[Records]
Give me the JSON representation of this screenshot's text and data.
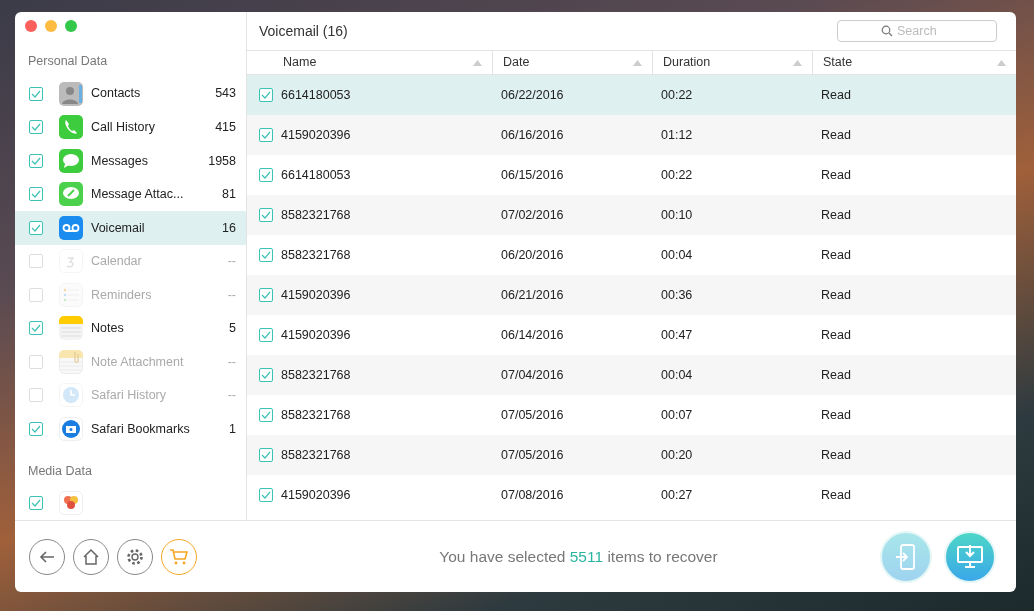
{
  "sidebar": {
    "sections": [
      {
        "title": "Personal Data",
        "items": [
          {
            "label": "Contacts",
            "count": "543",
            "checked": true,
            "disabled": false,
            "selected": false
          },
          {
            "label": "Call History",
            "count": "415",
            "checked": true,
            "disabled": false,
            "selected": false
          },
          {
            "label": "Messages",
            "count": "1958",
            "checked": true,
            "disabled": false,
            "selected": false
          },
          {
            "label": "Message Attac...",
            "count": "81",
            "checked": true,
            "disabled": false,
            "selected": false
          },
          {
            "label": "Voicemail",
            "count": "16",
            "checked": true,
            "disabled": false,
            "selected": true
          },
          {
            "label": "Calendar",
            "count": "--",
            "checked": false,
            "disabled": true,
            "selected": false
          },
          {
            "label": "Reminders",
            "count": "--",
            "checked": false,
            "disabled": true,
            "selected": false
          },
          {
            "label": "Notes",
            "count": "5",
            "checked": true,
            "disabled": false,
            "selected": false
          },
          {
            "label": "Note Attachment",
            "count": "--",
            "checked": false,
            "disabled": true,
            "selected": false
          },
          {
            "label": "Safari History",
            "count": "--",
            "checked": false,
            "disabled": true,
            "selected": false
          },
          {
            "label": "Safari Bookmarks",
            "count": "1",
            "checked": true,
            "disabled": false,
            "selected": false
          }
        ]
      },
      {
        "title": "Media Data",
        "items": [
          {
            "checked": true,
            "disabled": false,
            "selected": false
          }
        ]
      }
    ]
  },
  "header": {
    "title": "Voicemail (16)",
    "search": {
      "placeholder": "Search"
    }
  },
  "table": {
    "columns": [
      "Name",
      "Date",
      "Duration",
      "State"
    ],
    "rows": [
      {
        "checked": true,
        "selected": true,
        "cells": [
          "6614180053",
          "06/22/2016",
          "00:22",
          "Read"
        ]
      },
      {
        "checked": true,
        "selected": false,
        "cells": [
          "4159020396",
          "06/16/2016",
          "01:12",
          "Read"
        ]
      },
      {
        "checked": true,
        "selected": false,
        "cells": [
          "6614180053",
          "06/15/2016",
          "00:22",
          "Read"
        ]
      },
      {
        "checked": true,
        "selected": false,
        "cells": [
          "8582321768",
          "07/02/2016",
          "00:10",
          "Read"
        ]
      },
      {
        "checked": true,
        "selected": false,
        "cells": [
          "8582321768",
          "06/20/2016",
          "00:04",
          "Read"
        ]
      },
      {
        "checked": true,
        "selected": false,
        "cells": [
          "4159020396",
          "06/21/2016",
          "00:36",
          "Read"
        ]
      },
      {
        "checked": true,
        "selected": false,
        "cells": [
          "4159020396",
          "06/14/2016",
          "00:47",
          "Read"
        ]
      },
      {
        "checked": true,
        "selected": false,
        "cells": [
          "8582321768",
          "07/04/2016",
          "00:04",
          "Read"
        ]
      },
      {
        "checked": true,
        "selected": false,
        "cells": [
          "8582321768",
          "07/05/2016",
          "00:07",
          "Read"
        ]
      },
      {
        "checked": true,
        "selected": false,
        "cells": [
          "8582321768",
          "07/05/2016",
          "00:20",
          "Read"
        ]
      },
      {
        "checked": true,
        "selected": false,
        "cells": [
          "4159020396",
          "07/08/2016",
          "00:27",
          "Read"
        ]
      }
    ]
  },
  "footer": {
    "prefix": "You have selected",
    "count": "5511",
    "suffix": "items to recover"
  }
}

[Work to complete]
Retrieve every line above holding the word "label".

[Written answer]
            "label": "Contacts",
            "label": "Call History",
            "label": "Messages",
            "label": "Message Attac...",
            "label": "Voicemail",
            "label": "Calendar",
            "label": "Reminders",
            "label": "Notes",
            "label": "Note Attachment",
            "label": "Safari History",
            "label": "Safari Bookmarks",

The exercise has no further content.